Scan the listing below for the word "Test", then copy each line that has it.

Dataset excerpts section start

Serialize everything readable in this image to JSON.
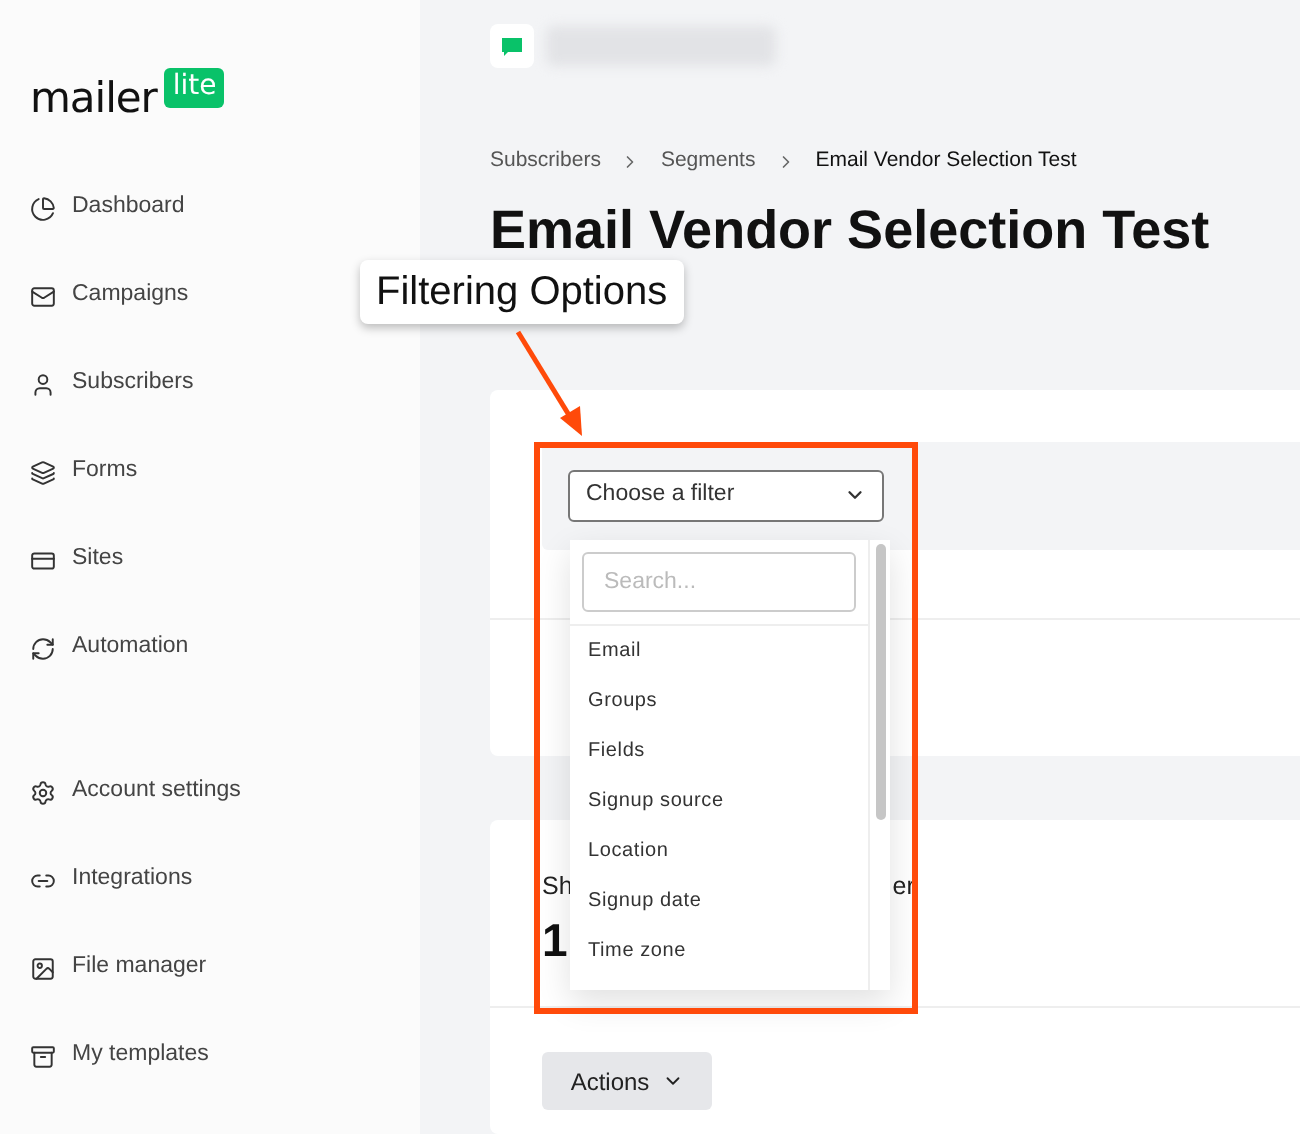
{
  "logo": {
    "word": "mailer",
    "badge": "lite"
  },
  "sidebar": {
    "main_items": [
      "Dashboard",
      "Campaigns",
      "Subscribers",
      "Forms",
      "Sites",
      "Automation"
    ],
    "account_items": [
      "Account settings",
      "Integrations",
      "File manager",
      "My templates"
    ]
  },
  "breadcrumb": [
    "Subscribers",
    "Segments",
    "Email Vendor Selection Test"
  ],
  "page_title": "Email Vendor Selection Test",
  "filter": {
    "select": "Choose a filter",
    "search_placeholder": "Search...",
    "options": [
      "Email",
      "Groups",
      "Fields",
      "Signup source",
      "Location",
      "Signup date",
      "Time zone"
    ]
  },
  "stats": {
    "label_start": "Sh",
    "label_end": "er",
    "value": "1"
  },
  "actions_button": "Actions",
  "annotation": {
    "callout": "Filtering Options"
  }
}
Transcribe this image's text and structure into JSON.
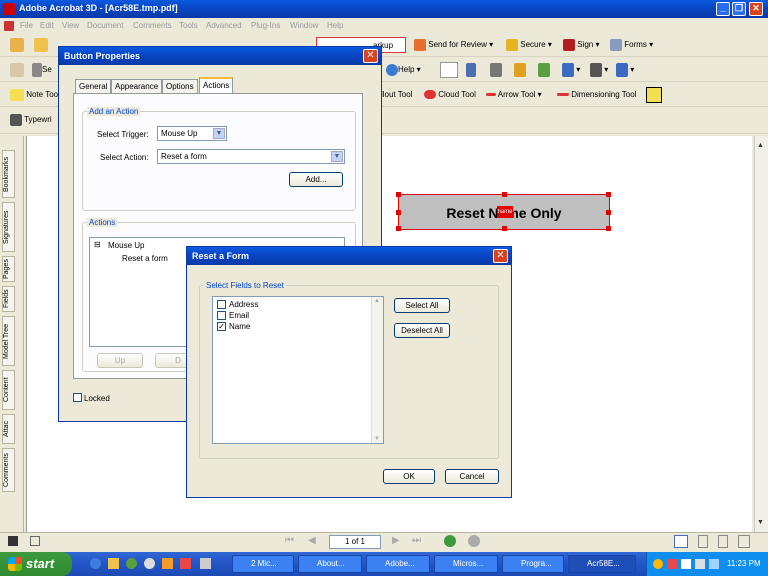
{
  "app": {
    "title": "Adobe Acrobat 3D - [Acr58E.tmp.pdf]",
    "window_buttons": {
      "minimize": "_",
      "restore": "❐",
      "close": "✕"
    }
  },
  "menu": [
    "File",
    "Edit",
    "View",
    "Document",
    "Comments",
    "Tools",
    "Advanced",
    "Plug-Ins",
    "Window",
    "Help"
  ],
  "toolbar1": {
    "markup": "arkup",
    "send_for_review": "Send for Review",
    "secure": "Secure",
    "sign": "Sign",
    "forms": "Forms"
  },
  "toolbar2": {
    "se": "Se",
    "help": "Help"
  },
  "toolbar3": {
    "note_tool": "Note Too",
    "callout_tool": "llout Tool",
    "cloud_tool": "Cloud Tool",
    "arrow_tool": "Arrow Tool",
    "dimensioning_tool": "Dimensioning Tool"
  },
  "toolbar4": {
    "typewriter": "Typewri"
  },
  "left_tabs": [
    "Bookmarks",
    "Signatures",
    "Pages",
    "Fields",
    "Model Tree",
    "Content",
    "Attac",
    "Comments"
  ],
  "form_button": {
    "label": "Reset Name Only",
    "overlay_text": "name"
  },
  "button_properties": {
    "title": "Button Properties",
    "tabs": [
      "General",
      "Appearance",
      "Options",
      "Actions"
    ],
    "active_tab": "Actions",
    "add_action_group": "Add an Action",
    "select_trigger_label": "Select Trigger:",
    "select_trigger_value": "Mouse Up",
    "select_action_label": "Select Action:",
    "select_action_value": "Reset a form",
    "add_button": "Add...",
    "actions_group": "Actions",
    "tree": {
      "trigger": "Mouse Up",
      "action": "Reset a form",
      "expander": "⊟"
    },
    "up_button": "Up",
    "down_button": "D",
    "locked_label": "Locked"
  },
  "reset_form": {
    "title": "Reset a Form",
    "group": "Select Fields to Reset",
    "fields": [
      {
        "name": "Address",
        "checked": false
      },
      {
        "name": "Email",
        "checked": false
      },
      {
        "name": "Name",
        "checked": true
      }
    ],
    "select_all": "Select All",
    "deselect_all": "Deselect All",
    "ok": "OK",
    "cancel": "Cancel"
  },
  "statusbar": {
    "page_indicator": "1 of 1"
  },
  "taskbar": {
    "start": "start",
    "items": [
      {
        "label": "2 Mic...",
        "active": false
      },
      {
        "label": "About...",
        "active": false
      },
      {
        "label": "Adobe...",
        "active": false
      },
      {
        "label": "Micros...",
        "active": false
      },
      {
        "label": "Progra...",
        "active": false
      },
      {
        "label": "Acr58E...",
        "active": true
      }
    ],
    "clock": "11:23 PM"
  }
}
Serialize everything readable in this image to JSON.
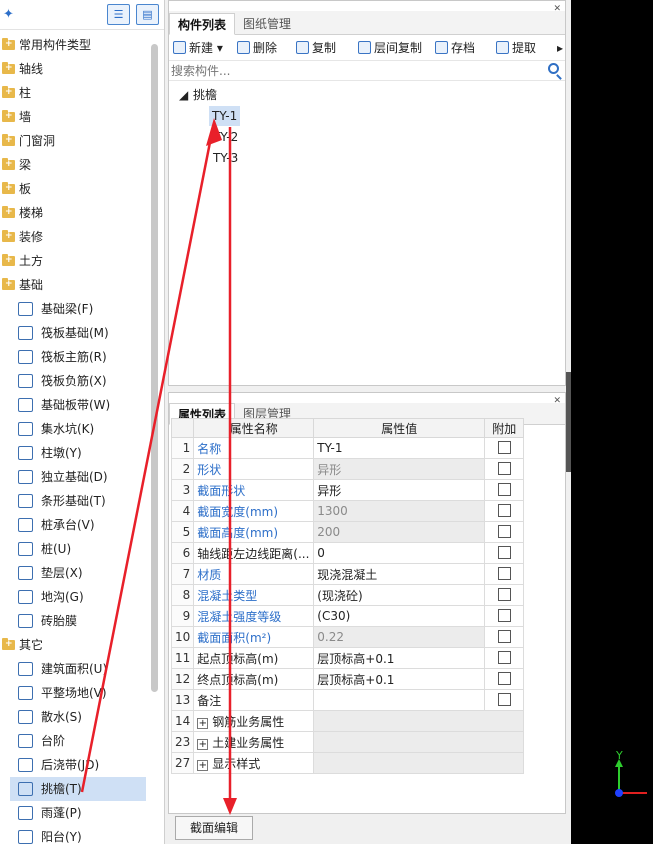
{
  "left_panel": {
    "categories": [
      {
        "label": "常用构件类型"
      },
      {
        "label": "轴线"
      },
      {
        "label": "柱"
      },
      {
        "label": "墙"
      },
      {
        "label": "门窗洞"
      },
      {
        "label": "梁"
      },
      {
        "label": "板"
      },
      {
        "label": "楼梯"
      },
      {
        "label": "装修"
      },
      {
        "label": "土方"
      }
    ],
    "foundation": {
      "label": "基础",
      "items": [
        "基础梁(F)",
        "筏板基础(M)",
        "筏板主筋(R)",
        "筏板负筋(X)",
        "基础板带(W)",
        "集水坑(K)",
        "柱墩(Y)",
        "独立基础(D)",
        "条形基础(T)",
        "桩承台(V)",
        "桩(U)",
        "垫层(X)",
        "地沟(G)",
        "砖胎膜"
      ]
    },
    "other": {
      "label": "其它",
      "items": [
        "建筑面积(U)",
        "平整场地(V)",
        "散水(S)",
        "台阶",
        "后浇带(JD)",
        "挑檐(T)",
        "雨蓬(P)",
        "阳台(Y)"
      ]
    }
  },
  "component_panel": {
    "tabs": [
      "构件列表",
      "图纸管理"
    ],
    "toolbar": [
      "新建",
      "删除",
      "复制",
      "层间复制",
      "存档",
      "提取"
    ],
    "search_placeholder": "搜索构件...",
    "group": "挑檐",
    "components": [
      "TY-1",
      "TY-2",
      "TY-3"
    ]
  },
  "property_panel": {
    "tabs": [
      "属性列表",
      "图层管理"
    ],
    "headers": [
      "属性名称",
      "属性值",
      "附加"
    ],
    "rows": [
      {
        "num": "1",
        "name": "名称",
        "value": "TY-1"
      },
      {
        "num": "2",
        "name": "形状",
        "value": "异形"
      },
      {
        "num": "3",
        "name": "截面形状",
        "value": "异形"
      },
      {
        "num": "4",
        "name": "截面宽度(mm)",
        "value": "1300"
      },
      {
        "num": "5",
        "name": "截面高度(mm)",
        "value": "200"
      },
      {
        "num": "6",
        "name": "轴线距左边线距离(...",
        "value": "0"
      },
      {
        "num": "7",
        "name": "材质",
        "value": "现浇混凝土"
      },
      {
        "num": "8",
        "name": "混凝土类型",
        "value": "(现浇砼)"
      },
      {
        "num": "9",
        "name": "混凝土强度等级",
        "value": "(C30)"
      },
      {
        "num": "10",
        "name": "截面面积(m²)",
        "value": "0.22"
      },
      {
        "num": "11",
        "name": "起点顶标高(m)",
        "value": "层顶标高+0.1"
      },
      {
        "num": "12",
        "name": "终点顶标高(m)",
        "value": "层顶标高+0.1"
      },
      {
        "num": "13",
        "name": "备注",
        "value": ""
      },
      {
        "num": "14",
        "name": "钢筋业务属性",
        "value": ""
      },
      {
        "num": "23",
        "name": "土建业务属性",
        "value": ""
      },
      {
        "num": "27",
        "name": "显示样式",
        "value": ""
      }
    ],
    "edit_button": "截面编辑"
  },
  "viewport": {
    "axis_y_label": "Y",
    "colors": {
      "y_axis": "#2ecc2e",
      "x_axis": "#e02020",
      "z_axis": "#2040ff",
      "annotation_arrow": "#e8202a"
    }
  }
}
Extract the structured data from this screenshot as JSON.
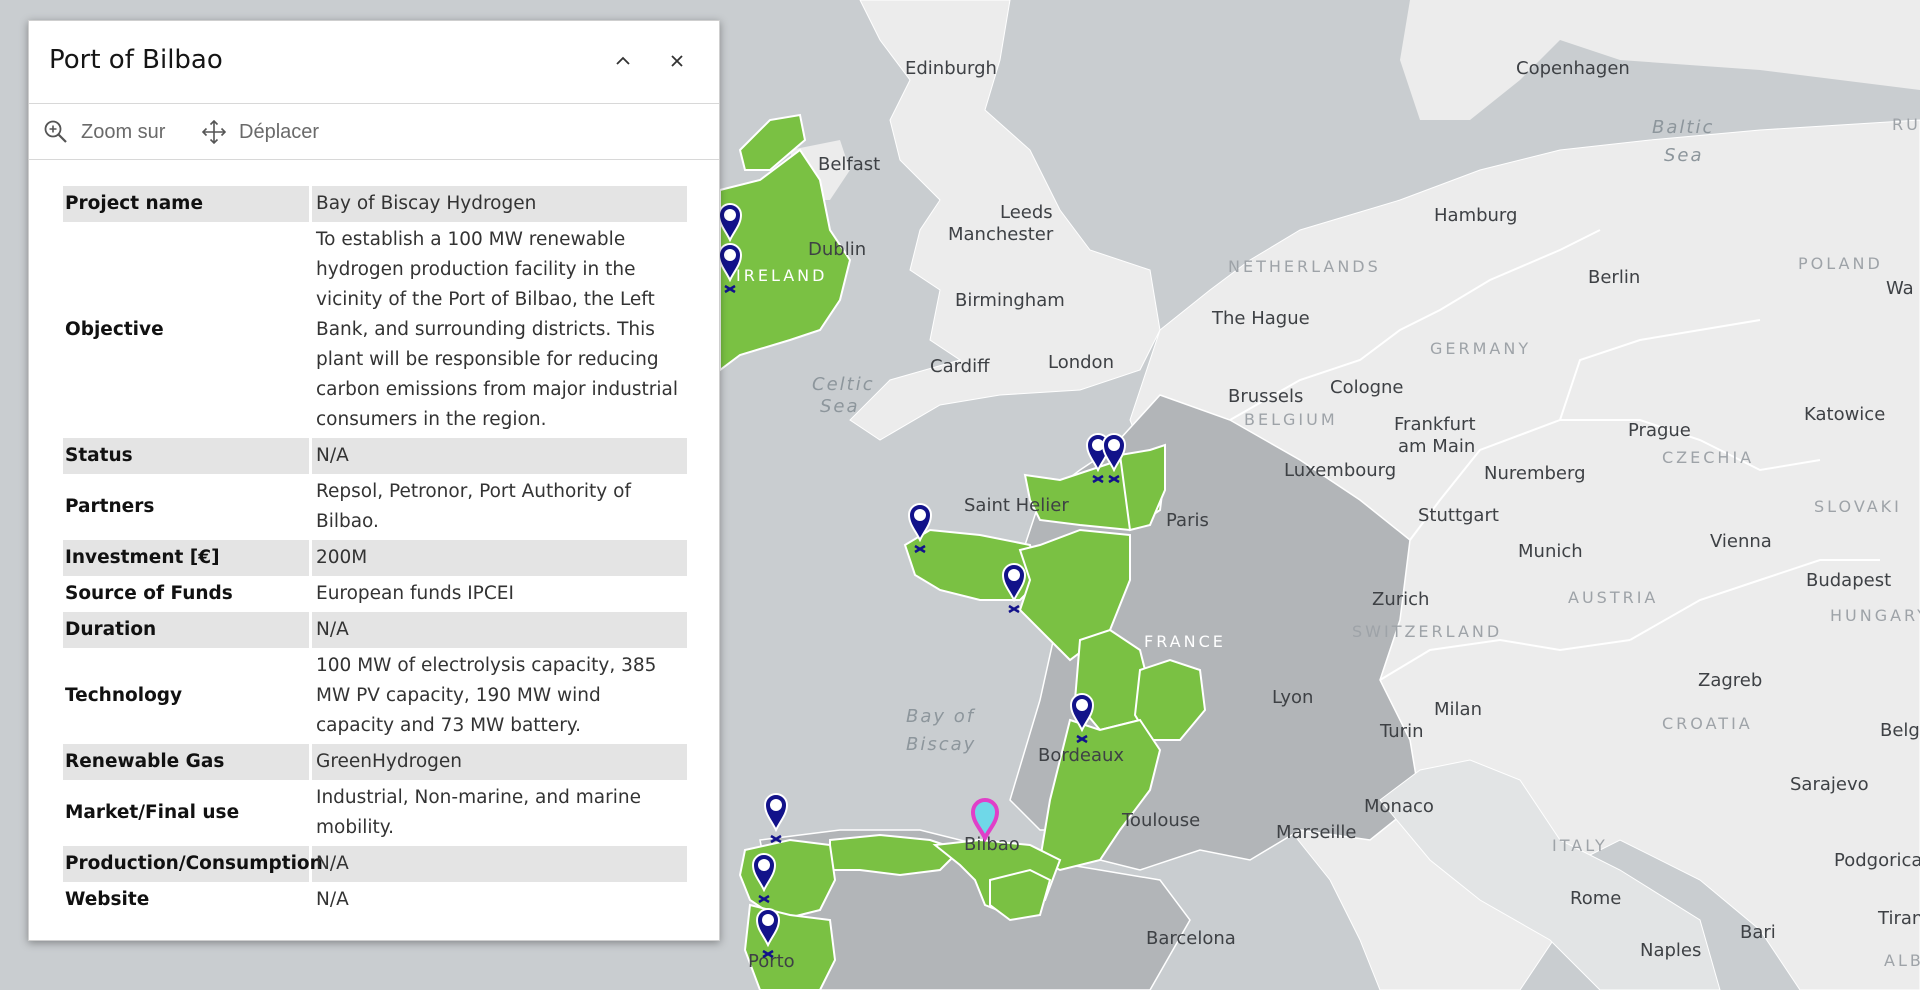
{
  "popup": {
    "title": "Port of Bilbao",
    "tools": {
      "zoom": "Zoom sur",
      "move": "Déplacer"
    },
    "rows": [
      {
        "key": "Project name",
        "value": "Bay of Biscay Hydrogen"
      },
      {
        "key": "Objective",
        "value": "To establish a 100 MW renewable hydrogen production facility in the vicinity of the Port of Bilbao, the Left Bank, and surrounding districts. This plant will be responsible for reducing carbon emissions from major industrial consumers in the region."
      },
      {
        "key": "Status",
        "value": "N/A"
      },
      {
        "key": "Partners",
        "value": "Repsol, Petronor, Port Authority of Bilbao."
      },
      {
        "key": "Investment [€]",
        "value": "200M"
      },
      {
        "key": "Source of Funds",
        "value": "European funds IPCEI"
      },
      {
        "key": "Duration",
        "value": "N/A"
      },
      {
        "key": "Technology",
        "value": "100 MW of electrolysis capacity, 385 MW PV capacity, 190 MW wind capacity and 73 MW battery."
      },
      {
        "key": "Renewable Gas",
        "value": "GreenHydrogen"
      },
      {
        "key": "Market/Final use",
        "value": "Industrial, Non-marine, and marine mobility."
      },
      {
        "key": "Production/Consumption",
        "value": "N/A"
      },
      {
        "key": "Website",
        "value": "N/A"
      }
    ]
  },
  "map": {
    "colors": {
      "sea": "#c9cdd0",
      "land": "#ececec",
      "france": "#b2b5b8",
      "highlight": "#7ac143",
      "marker": "#12128a",
      "selected": "#e040c8"
    },
    "cities": {
      "edinburgh": "Edinburgh",
      "belfast": "Belfast",
      "dublin": "Dublin",
      "leeds": "Leeds",
      "manchester": "Manchester",
      "birmingham": "Birmingham",
      "cardiff": "Cardiff",
      "london": "London",
      "copenhagen": "Copenhagen",
      "hamburg": "Hamburg",
      "berlin": "Berlin",
      "the_hague": "The Hague",
      "brussels": "Brussels",
      "cologne": "Cologne",
      "frankfurt": "Frankfurt am Main",
      "luxembourg": "Luxembourg",
      "nuremberg": "Nuremberg",
      "prague": "Prague",
      "katowice": "Katowice",
      "paris": "Paris",
      "saint_helier": "Saint Helier",
      "stuttgart": "Stuttgart",
      "munich": "Munich",
      "vienna": "Vienna",
      "budapest": "Budapest",
      "zurich": "Zurich",
      "lyon": "Lyon",
      "milan": "Milan",
      "turin": "Turin",
      "zagreb": "Zagreb",
      "bordeaux": "Bordeaux",
      "toulouse": "Toulouse",
      "monaco": "Monaco",
      "marseille": "Marseille",
      "bilbao": "Bilbao",
      "barcelona": "Barcelona",
      "rome": "Rome",
      "naples": "Naples",
      "bari": "Bari",
      "sarajevo": "Sarajevo",
      "podgorica": "Podgorica",
      "tirana": "Tirana",
      "belg": "Belg",
      "wa": "Wa",
      "porto": "Porto"
    },
    "countries": {
      "ireland": "IRELAND",
      "netherlands": "NETHERLANDS",
      "germany": "GERMANY",
      "poland": "POLAND",
      "belgium": "BELGIUM",
      "czechia": "CZECHIA",
      "slovakia": "SLOVAKI",
      "austria": "AUSTRIA",
      "hungary": "HUNGARY",
      "switzerland": "SWITZERLAND",
      "france": "FRANCE",
      "croatia": "CROATIA",
      "italy": "ITALY",
      "albania": "ALBA",
      "ru": "RU"
    },
    "seas": {
      "baltic": "Baltic Sea",
      "celtic": "Celtic Sea",
      "biscay": "Bay of Biscay"
    }
  }
}
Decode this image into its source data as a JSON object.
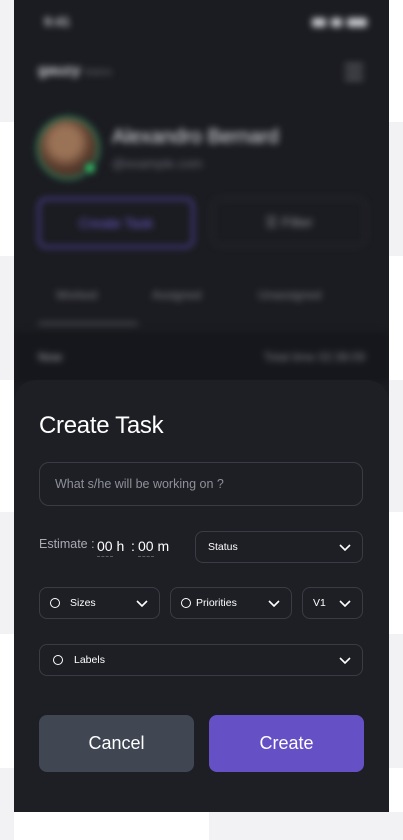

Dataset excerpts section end

* **Your solution**
    "Email Vendor Selection Test"
  "page_title": "Email Vendor Selection Test",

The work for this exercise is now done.